Alexander Gutschalk, as above.


The N1m is an evoked magnetic field in auditory cortex that is automatically elicited by tones in silence but not in the context of multiple other tones: when listeners are unaware of a tone stream because of informational masking, no N1m-like activity is observed. In contrast, N1m-like activity is evoked when listeners are aware of the regular tone stream in the same context but in another trial. Here we compared this awareness-related negativity (ARN) with the automatic N1m. First, we evaluated whether stimulus lateralization by ear or interaural time differences modulates hemispheric lateralization of the response, as a putative marker of sensory processing. Second, we evaluated the stimulus-independent hemispheric balance thought to indicate higher level cortical processing. The results dissociate three, partly overlapping, time intervals: the P1m (45–85 ms) was evoked by missed and detected target tones alike. Subsequent negative activity was only observed when listeners indicated awareness of the target stream inside the multi-tone masker. In the N1m time interval (75–175 ms), hemispheric balance of the ARN and N1m was modulated by stimulus lateralization. In the subsequent time interval (175–275 ms), auditory-cortex activity was generally right-lateralized in silence and balanced under informational masking, but was not modulated by stimulus lateralization. These results suggest that the same auditory-cortex activity that varies with perceptual awareness also shows sensory response features.
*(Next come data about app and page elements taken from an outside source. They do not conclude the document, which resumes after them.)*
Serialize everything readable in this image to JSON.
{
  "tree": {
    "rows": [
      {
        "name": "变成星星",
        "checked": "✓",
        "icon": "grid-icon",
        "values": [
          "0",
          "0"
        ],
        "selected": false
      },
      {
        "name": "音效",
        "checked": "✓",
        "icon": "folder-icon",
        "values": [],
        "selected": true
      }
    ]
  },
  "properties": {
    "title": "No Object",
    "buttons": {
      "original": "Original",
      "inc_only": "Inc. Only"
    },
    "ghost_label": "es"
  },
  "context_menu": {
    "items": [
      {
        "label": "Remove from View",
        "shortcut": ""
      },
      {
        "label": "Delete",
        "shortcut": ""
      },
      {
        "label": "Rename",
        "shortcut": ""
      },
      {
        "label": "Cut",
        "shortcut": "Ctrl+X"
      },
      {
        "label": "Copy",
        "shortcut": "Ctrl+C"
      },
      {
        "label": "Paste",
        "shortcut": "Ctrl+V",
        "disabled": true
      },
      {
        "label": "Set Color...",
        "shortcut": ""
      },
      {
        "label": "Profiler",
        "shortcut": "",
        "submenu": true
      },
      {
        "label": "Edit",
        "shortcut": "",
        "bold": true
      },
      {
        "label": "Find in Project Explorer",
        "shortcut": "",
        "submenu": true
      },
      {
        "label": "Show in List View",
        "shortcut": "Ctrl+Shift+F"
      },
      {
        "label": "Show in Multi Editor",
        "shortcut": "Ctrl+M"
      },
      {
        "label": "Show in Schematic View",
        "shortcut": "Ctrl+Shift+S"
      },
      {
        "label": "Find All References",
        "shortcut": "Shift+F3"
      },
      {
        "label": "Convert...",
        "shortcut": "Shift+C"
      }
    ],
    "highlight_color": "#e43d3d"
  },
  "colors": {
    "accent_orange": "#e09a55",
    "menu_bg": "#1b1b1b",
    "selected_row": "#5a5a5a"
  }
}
This is in accordance with models for visual perception, suggesting that sensory competition determines whether midlevel visual responses occur automatically or vary with perceptual state.